To learn more about Bornean orangutans, see Animal Fact Guide’s article: Bornean Orangutan.

Orangutan Plans Great Escape from Australian Zoo

At the Adelaide Zoo, Karta, a 27-year-old female orangutan hatched an ingenious plan to escape from her enclosure. Jamming a stick into the wires of the electric fence surrounding her, she short-circuited the system. She then piled up debris near the concrete and glass wall and climbed out. However, after literally sitting on the fence for half an hour, she decided to go back in the enclosure after all. Zoo veterinarians stood by with tranquilizer guns just in case.

For more info on Karta, see MSNBC.com.

To learn more about orangutans and their clever use of tools, see Animal Fact Guide’s article: Bornean Orangutan.

Orangutan Hospital

In the midst of Malaysia lies the Infant Care Unit at Bukit Merah Lake Town Resort. Unlike our conventional idea of an Infant Care Unit this one specializes in Bornean orangutans.

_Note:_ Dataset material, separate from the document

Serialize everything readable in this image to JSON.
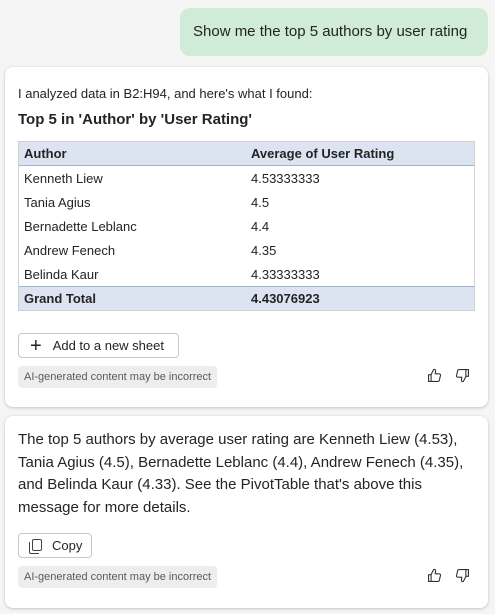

The facility currently cares for 23 abandoned and neglected infant orangutans.

The hospital helps maintain the population of endangered Bornean orangutans.

More info and more pictures: The Daily Mail

More more info check out Animal Fact Guide’s article: Bornean Orangutan

Show Biz Orangutan Moves to Conservation Center

Popi, the orangutan who starred as Clint Eastwood’s pet in the movie Any Which Way You Can and who later headlined a slapstick comedy show in Las Vegas has recently moved to Iowa’s Great Ape Trust.  The 37-year-old ape is the oldest of six total orangutans at the research and conservation center.  Popi has already settled in and befriended two of the other orangutans.

Popi the orangutan

Robert Shumaker, the trust’s orangutan research director, regards the arrival of Popi as a significant event. “I think as far as ape welfare, this is one of the most important things I’ve been involved with in my career.”

Shumaker has opposed apes working in the entertainment field because many trainers abuse animals.  Furthermore, when people see orangutans on screen, they assume the apes are abundant, when in fact, orangutans are endangered in the wild.

For more information about Popi:
DesMoinesRegister.com
Great Ape Trust

Read more about orangutans on Animal Fact Guide.